*EXERCISE DETAILS*:
Without the pictures, print each of the records below exactly as it appears.

*SUPPLIED DATA*:
<<<<
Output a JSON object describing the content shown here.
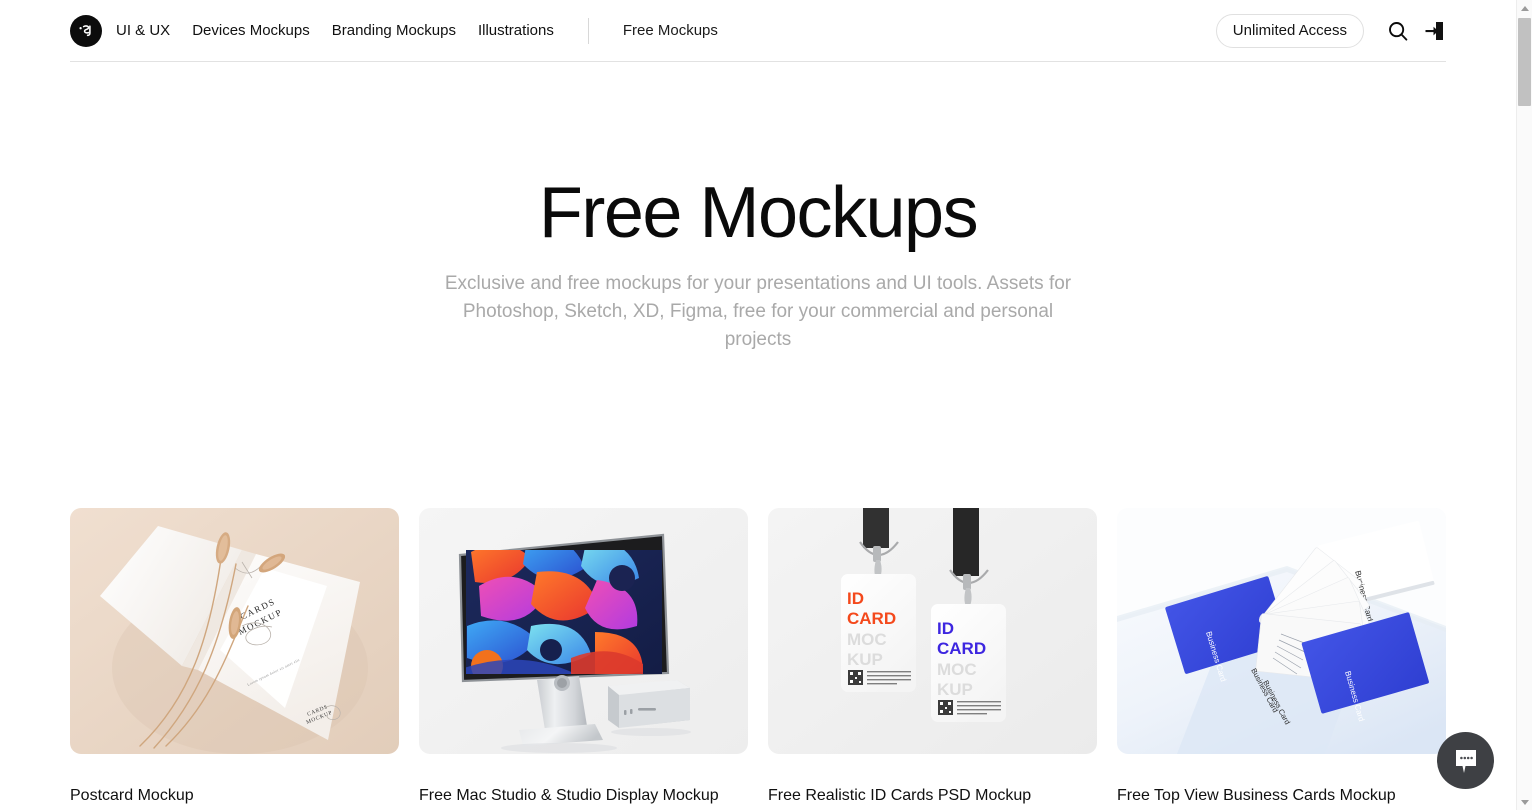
{
  "header": {
    "logo_icon": "brand-logo-js-circle",
    "nav_items": [
      {
        "label": "UI & UX"
      },
      {
        "label": "Devices Mockups"
      },
      {
        "label": "Branding Mockups"
      },
      {
        "label": "Illustrations"
      }
    ],
    "active_nav": {
      "label": "Free Mockups"
    },
    "unlimited_button": "Unlimited Access",
    "search_icon": "search-icon",
    "login_icon": "sign-in-arrow-icon"
  },
  "hero": {
    "title": "Free Mockups",
    "subtitle": "Exclusive and free mockups for your presentations and UI tools. Assets for Photoshop, Sketch, XD, Figma, free for your commercial and personal projects"
  },
  "grid": {
    "cards": [
      {
        "title": "Postcard Mockup",
        "thumb_name": "postcard-mockup-thumbnail",
        "bg": "#ead9c9",
        "labels": {
          "line1": "CARDS",
          "line2": "MOCKUP",
          "corner1": "CARDS",
          "corner2": "MOCKUP"
        }
      },
      {
        "title": "Free Mac Studio & Studio Display Mockup",
        "thumb_name": "mac-studio-display-mockup-thumbnail",
        "bg": "#f2f2f2"
      },
      {
        "title": "Free Realistic ID Cards PSD Mockup",
        "thumb_name": "id-cards-mockup-thumbnail",
        "bg": "#f0f0f0",
        "labels": {
          "card1_top": "ID",
          "card1_mid": "CARD",
          "card1_ghost1": "MOC",
          "card1_ghost2": "KUP",
          "card2_top": "ID",
          "card2_mid": "CARD",
          "card2_ghost1": "MOC",
          "card2_ghost2": "KUP"
        },
        "accent1": "#f4491c",
        "accent2": "#3d26e0"
      },
      {
        "title": "Free Top View Business Cards Mockup",
        "thumb_name": "business-cards-mockup-thumbnail",
        "bg": "#f7f9fc",
        "labels": {
          "card_text": "Business Card"
        },
        "accent": "#3b4ddb"
      }
    ]
  },
  "chat": {
    "icon": "chat-bubble-icon"
  },
  "scrollbar": {
    "up_icon": "scroll-up-arrow-icon",
    "down_icon": "scroll-down-arrow-icon"
  },
  "colors": {
    "page_bg": "#ffffff",
    "text": "#0a0a0a",
    "muted": "#a9a9a9",
    "border": "#e2e2e2",
    "chat_bg": "#3e4044"
  }
}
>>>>
*SOLVED EXERCISE*:
Output a JSON object describing the content shown here.
{
  "header": {
    "logo_icon": "brand-logo-js-circle",
    "nav_items": [
      {
        "label": "UI & UX"
      },
      {
        "label": "Devices Mockups"
      },
      {
        "label": "Branding Mockups"
      },
      {
        "label": "Illustrations"
      }
    ],
    "active_nav": {
      "label": "Free Mockups"
    },
    "unlimited_button": "Unlimited Access",
    "search_icon": "search-icon",
    "login_icon": "sign-in-arrow-icon"
  },
  "hero": {
    "title": "Free Mockups",
    "subtitle": "Exclusive and free mockups for your presentations and UI tools. Assets for Photoshop, Sketch, XD, Figma, free for your commercial and personal projects"
  },
  "grid": {
    "cards": [
      {
        "title": "Postcard Mockup",
        "thumb_name": "postcard-mockup-thumbnail",
        "bg": "#ead9c9",
        "labels": {
          "line1": "CARDS",
          "line2": "MOCKUP",
          "corner1": "CARDS",
          "corner2": "MOCKUP"
        }
      },
      {
        "title": "Free Mac Studio & Studio Display Mockup",
        "thumb_name": "mac-studio-display-mockup-thumbnail",
        "bg": "#f2f2f2"
      },
      {
        "title": "Free Realistic ID Cards PSD Mockup",
        "thumb_name": "id-cards-mockup-thumbnail",
        "bg": "#f0f0f0",
        "labels": {
          "card1_top": "ID",
          "card1_mid": "CARD",
          "card1_ghost1": "MOC",
          "card1_ghost2": "KUP",
          "card2_top": "ID",
          "card2_mid": "CARD",
          "card2_ghost1": "MOC",
          "card2_ghost2": "KUP"
        },
        "accent1": "#f4491c",
        "accent2": "#3d26e0"
      },
      {
        "title": "Free Top View Business Cards Mockup",
        "thumb_name": "business-cards-mockup-thumbnail",
        "bg": "#f7f9fc",
        "labels": {
          "card_text": "Business Card"
        },
        "accent": "#3b4ddb"
      }
    ]
  },
  "chat": {
    "icon": "chat-bubble-icon"
  },
  "scrollbar": {
    "up_icon": "scroll-up-arrow-icon",
    "down_icon": "scroll-down-arrow-icon"
  },
  "colors": {
    "page_bg": "#ffffff",
    "text": "#0a0a0a",
    "muted": "#a9a9a9",
    "border": "#e2e2e2",
    "chat_bg": "#3e4044"
  }
}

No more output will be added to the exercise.